Morris hides the money and the notebooks, and then he is locked away for another crime. Decades later, a boy named Pete Saubers finds the treasure, and now it is Pete and his family that Bill Hodges, Holly Gibney, and Jerome Robinson must rescue from the ever-more deranged and vengeful Morris when he’s released from prison after thirty-five years. – via Goodreads

Oh my goodness! I somehow managed to publish Mr Mercedes and then End of Watch, but forgot this one in between! That is awful!

You know, I liked Mr Mercedes well enough, and was interested to see how the story would continue, and I must say, I liked this even more than the first. Not because the first wasn’t good, it was, but this one just worked more for me, I don’t know. I really liked the concept. Brady Hartsfield is, without a doubt, the stronger villain, and I am hoping he will make his return in End of Watch, but Morris was a solid bad dude, and I really liked Pete.

Finders Keepers starts the story off way back in the day with a crazy murder, and progresses to a modern day time. It takes about a hundred or so pages before Bill and Holly make their appearance, but this doesn’t detract from the book. As is typical Stephen King, you get drawn in by the characters you are reading about, and it just works so well.
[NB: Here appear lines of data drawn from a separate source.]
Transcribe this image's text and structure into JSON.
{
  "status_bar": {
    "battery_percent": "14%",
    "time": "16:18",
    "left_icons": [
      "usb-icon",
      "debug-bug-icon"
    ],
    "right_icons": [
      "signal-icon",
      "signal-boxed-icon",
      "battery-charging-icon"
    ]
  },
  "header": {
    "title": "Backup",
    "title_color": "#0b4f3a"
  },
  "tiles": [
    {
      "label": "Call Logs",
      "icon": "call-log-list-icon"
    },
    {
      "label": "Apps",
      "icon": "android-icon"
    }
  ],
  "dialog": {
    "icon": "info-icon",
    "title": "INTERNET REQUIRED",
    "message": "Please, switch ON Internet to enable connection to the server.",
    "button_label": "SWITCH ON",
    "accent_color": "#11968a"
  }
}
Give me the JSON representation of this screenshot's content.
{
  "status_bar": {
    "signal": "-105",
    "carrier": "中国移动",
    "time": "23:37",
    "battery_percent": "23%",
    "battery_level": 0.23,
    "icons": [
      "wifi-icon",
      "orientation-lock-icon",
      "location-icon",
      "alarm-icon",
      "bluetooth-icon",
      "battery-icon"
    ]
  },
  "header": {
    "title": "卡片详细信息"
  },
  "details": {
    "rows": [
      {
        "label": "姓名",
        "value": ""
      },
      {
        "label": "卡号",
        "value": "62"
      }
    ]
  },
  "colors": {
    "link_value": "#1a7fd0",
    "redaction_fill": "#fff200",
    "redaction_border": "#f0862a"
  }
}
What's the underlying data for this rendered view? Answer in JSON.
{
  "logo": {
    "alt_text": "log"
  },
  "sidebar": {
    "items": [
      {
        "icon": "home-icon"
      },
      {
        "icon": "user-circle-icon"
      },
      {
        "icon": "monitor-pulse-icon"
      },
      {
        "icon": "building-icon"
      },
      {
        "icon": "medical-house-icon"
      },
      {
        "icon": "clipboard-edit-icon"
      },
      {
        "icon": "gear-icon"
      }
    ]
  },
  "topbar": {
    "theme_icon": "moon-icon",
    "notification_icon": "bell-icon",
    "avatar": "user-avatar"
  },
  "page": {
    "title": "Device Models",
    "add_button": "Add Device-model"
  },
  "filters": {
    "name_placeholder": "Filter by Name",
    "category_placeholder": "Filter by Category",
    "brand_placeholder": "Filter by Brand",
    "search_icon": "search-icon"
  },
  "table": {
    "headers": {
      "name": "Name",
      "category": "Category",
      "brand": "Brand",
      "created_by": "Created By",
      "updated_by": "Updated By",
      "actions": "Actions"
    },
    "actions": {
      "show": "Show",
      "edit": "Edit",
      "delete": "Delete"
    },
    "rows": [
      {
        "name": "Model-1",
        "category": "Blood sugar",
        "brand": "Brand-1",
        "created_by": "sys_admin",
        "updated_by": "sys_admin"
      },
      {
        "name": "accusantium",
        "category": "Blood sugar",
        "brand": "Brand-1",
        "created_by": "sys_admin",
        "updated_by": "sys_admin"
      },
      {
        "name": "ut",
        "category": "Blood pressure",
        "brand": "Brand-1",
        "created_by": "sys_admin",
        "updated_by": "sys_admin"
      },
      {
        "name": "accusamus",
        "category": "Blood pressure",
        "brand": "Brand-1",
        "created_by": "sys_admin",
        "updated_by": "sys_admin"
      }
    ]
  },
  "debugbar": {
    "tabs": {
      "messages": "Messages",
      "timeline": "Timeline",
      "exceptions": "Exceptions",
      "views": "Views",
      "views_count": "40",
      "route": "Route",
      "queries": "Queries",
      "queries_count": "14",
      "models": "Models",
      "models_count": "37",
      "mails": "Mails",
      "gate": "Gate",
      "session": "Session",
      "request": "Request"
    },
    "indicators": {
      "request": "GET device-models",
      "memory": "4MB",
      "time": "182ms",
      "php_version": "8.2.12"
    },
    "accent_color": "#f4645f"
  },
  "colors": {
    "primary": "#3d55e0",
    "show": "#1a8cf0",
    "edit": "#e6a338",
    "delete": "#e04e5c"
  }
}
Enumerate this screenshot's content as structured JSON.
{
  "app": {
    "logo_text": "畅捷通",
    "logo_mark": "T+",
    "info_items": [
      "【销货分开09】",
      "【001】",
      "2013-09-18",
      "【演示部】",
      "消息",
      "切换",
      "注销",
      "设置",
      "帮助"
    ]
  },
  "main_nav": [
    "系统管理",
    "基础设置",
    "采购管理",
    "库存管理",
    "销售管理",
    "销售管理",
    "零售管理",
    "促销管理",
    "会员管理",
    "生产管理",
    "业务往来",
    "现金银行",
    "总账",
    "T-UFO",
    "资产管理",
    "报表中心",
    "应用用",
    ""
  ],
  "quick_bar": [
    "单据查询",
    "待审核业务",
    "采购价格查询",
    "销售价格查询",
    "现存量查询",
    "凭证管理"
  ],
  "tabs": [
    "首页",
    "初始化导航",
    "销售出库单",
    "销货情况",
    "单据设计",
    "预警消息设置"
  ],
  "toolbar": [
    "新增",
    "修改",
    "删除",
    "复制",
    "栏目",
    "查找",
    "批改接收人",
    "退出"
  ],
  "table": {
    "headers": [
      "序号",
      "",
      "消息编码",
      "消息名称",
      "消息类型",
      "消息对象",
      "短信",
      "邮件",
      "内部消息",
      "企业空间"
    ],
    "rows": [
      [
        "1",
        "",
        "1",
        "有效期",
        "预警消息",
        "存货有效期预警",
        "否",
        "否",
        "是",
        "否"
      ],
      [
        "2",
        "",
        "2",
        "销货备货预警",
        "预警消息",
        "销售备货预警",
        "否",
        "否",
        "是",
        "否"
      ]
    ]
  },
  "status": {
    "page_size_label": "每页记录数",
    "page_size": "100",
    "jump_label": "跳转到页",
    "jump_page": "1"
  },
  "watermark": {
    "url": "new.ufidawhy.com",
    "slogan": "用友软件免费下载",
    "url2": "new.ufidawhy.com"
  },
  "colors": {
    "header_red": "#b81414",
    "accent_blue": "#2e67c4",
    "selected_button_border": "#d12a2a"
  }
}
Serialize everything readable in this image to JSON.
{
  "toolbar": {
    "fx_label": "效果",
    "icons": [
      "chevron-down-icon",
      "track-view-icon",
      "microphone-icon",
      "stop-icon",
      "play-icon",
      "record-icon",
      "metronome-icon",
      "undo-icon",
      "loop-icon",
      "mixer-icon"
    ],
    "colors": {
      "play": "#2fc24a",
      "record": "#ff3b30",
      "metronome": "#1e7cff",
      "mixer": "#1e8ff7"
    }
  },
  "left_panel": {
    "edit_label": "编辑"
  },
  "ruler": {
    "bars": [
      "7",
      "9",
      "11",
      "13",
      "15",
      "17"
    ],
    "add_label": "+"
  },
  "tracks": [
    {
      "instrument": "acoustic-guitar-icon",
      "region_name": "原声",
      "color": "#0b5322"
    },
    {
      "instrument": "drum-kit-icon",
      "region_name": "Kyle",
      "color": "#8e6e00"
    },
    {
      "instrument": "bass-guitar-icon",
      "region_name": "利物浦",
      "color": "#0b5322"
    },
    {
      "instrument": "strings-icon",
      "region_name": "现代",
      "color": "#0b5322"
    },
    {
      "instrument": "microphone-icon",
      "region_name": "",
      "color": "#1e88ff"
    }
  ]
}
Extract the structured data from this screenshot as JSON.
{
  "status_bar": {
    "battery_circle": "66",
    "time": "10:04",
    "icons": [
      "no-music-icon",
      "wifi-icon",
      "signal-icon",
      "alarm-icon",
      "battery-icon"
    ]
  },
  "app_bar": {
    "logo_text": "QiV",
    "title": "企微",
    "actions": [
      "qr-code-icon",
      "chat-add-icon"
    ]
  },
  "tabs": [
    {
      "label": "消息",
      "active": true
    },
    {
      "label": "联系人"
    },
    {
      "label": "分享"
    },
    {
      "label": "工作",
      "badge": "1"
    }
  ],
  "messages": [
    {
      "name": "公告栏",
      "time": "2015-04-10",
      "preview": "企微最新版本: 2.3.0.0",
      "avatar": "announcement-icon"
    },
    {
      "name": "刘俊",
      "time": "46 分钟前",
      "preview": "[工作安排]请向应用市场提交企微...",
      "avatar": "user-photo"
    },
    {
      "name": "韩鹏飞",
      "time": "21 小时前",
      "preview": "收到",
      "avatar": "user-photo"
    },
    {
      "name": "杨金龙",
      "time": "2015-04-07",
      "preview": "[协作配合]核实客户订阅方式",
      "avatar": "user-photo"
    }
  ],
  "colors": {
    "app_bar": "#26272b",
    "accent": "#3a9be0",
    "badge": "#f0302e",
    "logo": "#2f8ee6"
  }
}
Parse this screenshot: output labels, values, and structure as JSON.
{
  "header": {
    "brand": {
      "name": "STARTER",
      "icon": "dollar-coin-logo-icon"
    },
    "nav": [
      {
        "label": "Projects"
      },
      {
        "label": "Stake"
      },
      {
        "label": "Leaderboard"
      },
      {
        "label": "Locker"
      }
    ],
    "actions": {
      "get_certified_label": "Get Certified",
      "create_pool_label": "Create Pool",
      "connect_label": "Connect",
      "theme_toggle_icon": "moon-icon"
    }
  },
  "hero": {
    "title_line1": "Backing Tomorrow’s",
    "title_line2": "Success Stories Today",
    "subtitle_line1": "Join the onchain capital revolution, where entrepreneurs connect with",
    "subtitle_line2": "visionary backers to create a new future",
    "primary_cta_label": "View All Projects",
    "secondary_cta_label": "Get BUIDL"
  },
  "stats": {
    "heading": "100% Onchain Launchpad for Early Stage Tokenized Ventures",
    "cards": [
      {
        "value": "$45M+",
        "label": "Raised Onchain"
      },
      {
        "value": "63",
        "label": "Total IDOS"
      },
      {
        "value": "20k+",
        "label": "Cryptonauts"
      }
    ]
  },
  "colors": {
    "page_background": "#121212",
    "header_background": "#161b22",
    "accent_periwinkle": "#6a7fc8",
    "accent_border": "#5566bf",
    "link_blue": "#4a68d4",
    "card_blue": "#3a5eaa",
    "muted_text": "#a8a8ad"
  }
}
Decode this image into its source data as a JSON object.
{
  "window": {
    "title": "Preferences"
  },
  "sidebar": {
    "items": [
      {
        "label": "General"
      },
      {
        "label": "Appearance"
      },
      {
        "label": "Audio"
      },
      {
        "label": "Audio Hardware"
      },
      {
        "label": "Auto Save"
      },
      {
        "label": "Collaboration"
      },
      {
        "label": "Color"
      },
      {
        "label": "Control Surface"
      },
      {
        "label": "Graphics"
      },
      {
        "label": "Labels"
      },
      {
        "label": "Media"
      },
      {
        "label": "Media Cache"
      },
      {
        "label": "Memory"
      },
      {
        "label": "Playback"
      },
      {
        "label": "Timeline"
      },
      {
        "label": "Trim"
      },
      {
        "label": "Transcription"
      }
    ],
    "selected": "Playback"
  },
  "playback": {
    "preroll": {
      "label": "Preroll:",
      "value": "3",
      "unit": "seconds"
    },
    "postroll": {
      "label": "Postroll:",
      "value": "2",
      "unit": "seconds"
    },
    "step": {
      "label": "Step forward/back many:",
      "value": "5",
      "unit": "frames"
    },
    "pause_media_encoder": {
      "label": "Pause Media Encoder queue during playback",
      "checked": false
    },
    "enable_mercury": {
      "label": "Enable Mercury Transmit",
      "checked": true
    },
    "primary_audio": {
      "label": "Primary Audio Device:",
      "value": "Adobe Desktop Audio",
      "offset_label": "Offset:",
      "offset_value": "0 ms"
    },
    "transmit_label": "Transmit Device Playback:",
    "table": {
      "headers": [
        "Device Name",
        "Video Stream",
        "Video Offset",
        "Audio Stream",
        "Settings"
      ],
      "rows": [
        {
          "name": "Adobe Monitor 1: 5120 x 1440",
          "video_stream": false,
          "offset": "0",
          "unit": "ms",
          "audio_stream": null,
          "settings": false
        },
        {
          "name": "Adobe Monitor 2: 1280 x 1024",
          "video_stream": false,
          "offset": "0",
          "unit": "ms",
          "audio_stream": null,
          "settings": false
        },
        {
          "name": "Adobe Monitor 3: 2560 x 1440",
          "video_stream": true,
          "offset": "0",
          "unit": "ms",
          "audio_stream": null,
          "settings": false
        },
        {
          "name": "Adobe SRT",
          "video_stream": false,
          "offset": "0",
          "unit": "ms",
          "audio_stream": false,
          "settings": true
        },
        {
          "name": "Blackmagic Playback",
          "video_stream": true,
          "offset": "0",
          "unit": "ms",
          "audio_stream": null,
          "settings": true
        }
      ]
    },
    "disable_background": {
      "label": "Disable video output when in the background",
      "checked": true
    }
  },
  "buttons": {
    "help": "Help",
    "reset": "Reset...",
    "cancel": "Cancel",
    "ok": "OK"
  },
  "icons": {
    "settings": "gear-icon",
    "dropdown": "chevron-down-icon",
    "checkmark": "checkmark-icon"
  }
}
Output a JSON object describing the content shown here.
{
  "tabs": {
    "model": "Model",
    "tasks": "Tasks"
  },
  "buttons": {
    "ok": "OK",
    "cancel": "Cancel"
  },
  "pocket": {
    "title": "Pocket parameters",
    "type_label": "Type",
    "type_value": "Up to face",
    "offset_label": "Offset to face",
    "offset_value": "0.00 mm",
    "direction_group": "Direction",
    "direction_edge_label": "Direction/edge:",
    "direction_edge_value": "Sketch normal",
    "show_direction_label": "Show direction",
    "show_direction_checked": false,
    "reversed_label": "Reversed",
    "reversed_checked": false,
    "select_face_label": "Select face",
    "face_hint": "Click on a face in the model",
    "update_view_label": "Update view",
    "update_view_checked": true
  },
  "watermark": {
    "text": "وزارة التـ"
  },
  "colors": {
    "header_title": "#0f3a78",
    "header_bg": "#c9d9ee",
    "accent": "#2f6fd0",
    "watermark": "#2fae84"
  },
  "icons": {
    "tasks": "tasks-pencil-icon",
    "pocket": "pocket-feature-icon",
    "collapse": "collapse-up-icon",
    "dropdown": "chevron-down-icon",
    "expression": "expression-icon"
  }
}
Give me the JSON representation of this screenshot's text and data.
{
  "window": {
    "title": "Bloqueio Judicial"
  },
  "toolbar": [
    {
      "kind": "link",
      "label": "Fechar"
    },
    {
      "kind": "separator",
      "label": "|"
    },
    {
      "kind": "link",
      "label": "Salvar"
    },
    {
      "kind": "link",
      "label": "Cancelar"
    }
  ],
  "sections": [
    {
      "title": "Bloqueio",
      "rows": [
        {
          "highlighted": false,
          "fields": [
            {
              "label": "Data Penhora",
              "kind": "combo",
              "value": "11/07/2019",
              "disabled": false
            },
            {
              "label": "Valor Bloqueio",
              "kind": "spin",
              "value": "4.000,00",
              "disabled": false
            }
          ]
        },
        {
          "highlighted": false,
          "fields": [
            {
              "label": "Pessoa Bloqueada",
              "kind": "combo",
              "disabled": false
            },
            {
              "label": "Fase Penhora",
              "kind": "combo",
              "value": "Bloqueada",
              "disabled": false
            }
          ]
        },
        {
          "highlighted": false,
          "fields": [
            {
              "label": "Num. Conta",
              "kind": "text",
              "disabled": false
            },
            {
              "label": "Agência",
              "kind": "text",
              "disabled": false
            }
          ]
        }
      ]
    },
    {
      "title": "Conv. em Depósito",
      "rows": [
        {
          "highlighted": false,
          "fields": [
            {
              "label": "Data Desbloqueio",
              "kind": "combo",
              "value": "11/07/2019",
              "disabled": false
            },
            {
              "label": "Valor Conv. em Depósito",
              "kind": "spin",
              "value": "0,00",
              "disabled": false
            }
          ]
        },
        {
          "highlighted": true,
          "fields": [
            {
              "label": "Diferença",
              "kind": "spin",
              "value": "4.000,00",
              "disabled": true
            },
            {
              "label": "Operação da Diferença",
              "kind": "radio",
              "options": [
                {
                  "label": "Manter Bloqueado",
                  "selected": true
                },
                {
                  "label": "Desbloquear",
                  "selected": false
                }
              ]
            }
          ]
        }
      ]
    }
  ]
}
Naturally he blends it seamlessly from the story told into Bill’s connection, and it works.

It’s great to see characters such as Jerome and Holly returning, and to see how well the two books tie into each other. They feel like they gel well, so that is good. Not like trying to tell stories without remembering that they are all linked together, and I like that, though King is the master of world building.

I thoroughly enjoyed this one, and I am looking forward to seeing how King closes off this trilogy. I can highly recommend these ones, especially for someone who wants to give King a shot. They are different from his usual works in that these are more detective mystery novel type deals as opposed to horror and drama, but they work and are good.